President Trump's attorneys are "actively compiling a list of Mueller’s alleged potential conflicts of interest, which they say could serve as a way to stymie his work." They plan to argued that Mueller is going outside the scope of his investigation, in inquiring into Trump's finances. They're also playing small ball, highlighting "donations to Democrats by some of" Mueller's team, and "an allegation that Mueller and Trump National Golf Club in Northern Virginia had a dispute over membership fees when Mueller resigned as a member in 2011." Trump is said to be incensed that Mueller may see his tax returns, and has been asking about his power to pardon his family members.

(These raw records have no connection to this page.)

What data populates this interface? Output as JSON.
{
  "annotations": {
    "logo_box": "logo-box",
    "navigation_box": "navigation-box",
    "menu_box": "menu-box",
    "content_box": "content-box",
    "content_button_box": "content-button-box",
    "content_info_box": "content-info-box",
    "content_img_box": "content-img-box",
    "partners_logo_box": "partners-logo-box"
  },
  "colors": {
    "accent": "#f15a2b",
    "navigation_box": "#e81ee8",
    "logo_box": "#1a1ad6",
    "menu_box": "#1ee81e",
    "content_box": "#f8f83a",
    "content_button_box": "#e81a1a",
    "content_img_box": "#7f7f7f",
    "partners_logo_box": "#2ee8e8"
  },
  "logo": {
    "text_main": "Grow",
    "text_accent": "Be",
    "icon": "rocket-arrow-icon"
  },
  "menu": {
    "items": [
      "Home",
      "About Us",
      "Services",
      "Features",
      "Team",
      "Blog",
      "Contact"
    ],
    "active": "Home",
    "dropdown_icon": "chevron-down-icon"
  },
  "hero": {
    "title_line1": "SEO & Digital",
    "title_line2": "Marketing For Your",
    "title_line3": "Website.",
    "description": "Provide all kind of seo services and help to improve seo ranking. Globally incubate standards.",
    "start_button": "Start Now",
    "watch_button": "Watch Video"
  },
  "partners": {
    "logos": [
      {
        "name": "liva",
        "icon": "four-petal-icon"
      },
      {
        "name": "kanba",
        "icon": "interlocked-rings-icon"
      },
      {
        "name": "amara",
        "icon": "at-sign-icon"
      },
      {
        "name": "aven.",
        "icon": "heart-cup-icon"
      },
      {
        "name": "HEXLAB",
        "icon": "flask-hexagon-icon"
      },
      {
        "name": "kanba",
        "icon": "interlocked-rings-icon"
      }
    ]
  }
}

In addition to ties between Russia and the Trump campaign, Robert Mueller's team is also "examining a broad range of transactions involving Trump’s businesses as well as those of his associates, according to a person familiar with the probe. FBI investigators and others are looking at Russian purchases of apartments in Trump buildings, Trump’s involvement in a controversial SoHo development in New York with Russian associates, the 2013 Miss Universe pageant in Moscow, and Trump’s sale of a Florida mansion to a Russian oligarch in 2008, the person said. The investigation also has absorbed a money-laundering probe begun by federal prosecutors in New York into Trump’s former campaign chairman Paul Manafort."

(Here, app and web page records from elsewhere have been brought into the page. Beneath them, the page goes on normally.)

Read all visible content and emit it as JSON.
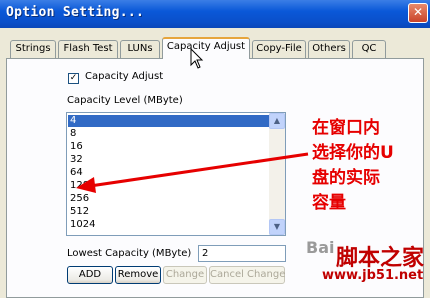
{
  "window": {
    "title": "Option Setting...",
    "close_symbol": "✕"
  },
  "tabs": [
    {
      "label": "Strings"
    },
    {
      "label": "Flash Test"
    },
    {
      "label": "LUNs"
    },
    {
      "label": "Capacity Adjust"
    },
    {
      "label": "Copy-File"
    },
    {
      "label": "Others"
    },
    {
      "label": "QC"
    }
  ],
  "active_tab": "Capacity Adjust",
  "capacity": {
    "checkbox_label": "Capacity Adjust",
    "checkbox_checked": true,
    "check_mark": "✓",
    "level_label": "Capacity Level (MByte)",
    "levels": [
      "4",
      "8",
      "16",
      "32",
      "64",
      "128",
      "256",
      "512",
      "1024"
    ],
    "selected_level": "4",
    "scroll_up": "▲",
    "scroll_down": "▼"
  },
  "lowest": {
    "label": "Lowest Capacity (MByte)",
    "value": "2"
  },
  "buttons": {
    "add": "ADD",
    "remove": "Remove",
    "change": "Change",
    "cancel_change": "Cancel Change"
  },
  "annotation": {
    "lines": [
      "在窗口内",
      "选择你的U",
      "盘的实际",
      "容量"
    ],
    "color": "#e60000"
  },
  "watermarks": {
    "baidu": "Bai",
    "site_name": "脚本之家",
    "site_url": "www.jb51.net"
  },
  "colors": {
    "titlebar": "#0a58d8",
    "selection": "#316ac5",
    "annotation": "#e60000"
  }
}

Special Counsel Robert Mueller's team is "is examining a broad range of transactions involving Trump’s businesses as well as those of his associates", including "Russian purchases of apartments in Trump buildings, Trump’s involvement in a controversial SoHo development with Russian associates, the 2013 Miss Universe pageant in Moscow and Trump’s sale of a Florida mansion to a Russian oligarch in 2008."

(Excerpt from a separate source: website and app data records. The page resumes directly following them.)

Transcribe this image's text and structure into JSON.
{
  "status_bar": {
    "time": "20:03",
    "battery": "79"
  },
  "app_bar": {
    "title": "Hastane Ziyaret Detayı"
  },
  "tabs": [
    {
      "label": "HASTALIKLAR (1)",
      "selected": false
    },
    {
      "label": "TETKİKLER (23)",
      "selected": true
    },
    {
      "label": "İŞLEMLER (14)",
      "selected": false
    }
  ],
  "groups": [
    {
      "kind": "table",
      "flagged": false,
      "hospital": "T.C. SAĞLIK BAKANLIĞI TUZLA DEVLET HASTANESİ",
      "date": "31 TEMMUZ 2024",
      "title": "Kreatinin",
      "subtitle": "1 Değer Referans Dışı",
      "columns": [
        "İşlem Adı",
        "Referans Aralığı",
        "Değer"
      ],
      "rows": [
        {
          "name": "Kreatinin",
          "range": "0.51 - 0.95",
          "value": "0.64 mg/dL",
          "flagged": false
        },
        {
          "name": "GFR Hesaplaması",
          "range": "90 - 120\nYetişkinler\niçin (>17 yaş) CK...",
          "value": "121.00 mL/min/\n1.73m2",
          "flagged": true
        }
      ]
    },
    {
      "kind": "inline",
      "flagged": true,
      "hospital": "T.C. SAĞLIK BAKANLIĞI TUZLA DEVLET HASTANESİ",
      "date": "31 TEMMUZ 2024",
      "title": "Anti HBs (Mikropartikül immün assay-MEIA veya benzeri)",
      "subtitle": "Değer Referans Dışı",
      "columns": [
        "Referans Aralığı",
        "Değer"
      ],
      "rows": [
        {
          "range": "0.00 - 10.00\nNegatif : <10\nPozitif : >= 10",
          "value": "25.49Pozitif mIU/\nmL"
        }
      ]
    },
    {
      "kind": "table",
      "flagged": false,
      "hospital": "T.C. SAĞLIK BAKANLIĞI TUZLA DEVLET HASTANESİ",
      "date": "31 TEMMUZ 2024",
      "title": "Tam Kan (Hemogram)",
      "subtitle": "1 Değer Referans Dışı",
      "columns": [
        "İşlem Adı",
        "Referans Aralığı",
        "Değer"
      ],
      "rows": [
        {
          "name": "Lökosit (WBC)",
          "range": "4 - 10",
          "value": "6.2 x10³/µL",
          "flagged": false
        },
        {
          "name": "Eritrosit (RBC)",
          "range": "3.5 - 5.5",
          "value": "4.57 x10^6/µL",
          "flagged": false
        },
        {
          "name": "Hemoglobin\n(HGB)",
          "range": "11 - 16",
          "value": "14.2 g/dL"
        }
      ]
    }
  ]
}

"A Senate bill to gut Obamacare would increase the number of uninsured people by 32 million and double premiums on Obamacare's exchanges by 2026, according to an analysis from the nonpartisan Congressional Budget Office. The analysis is of a bill that passed Congress in 2015 that would repeal Obamacare's taxes and some of the mandates. Republicans intend to leave Obamacare in place for two years while a replacement is crafted and implemented."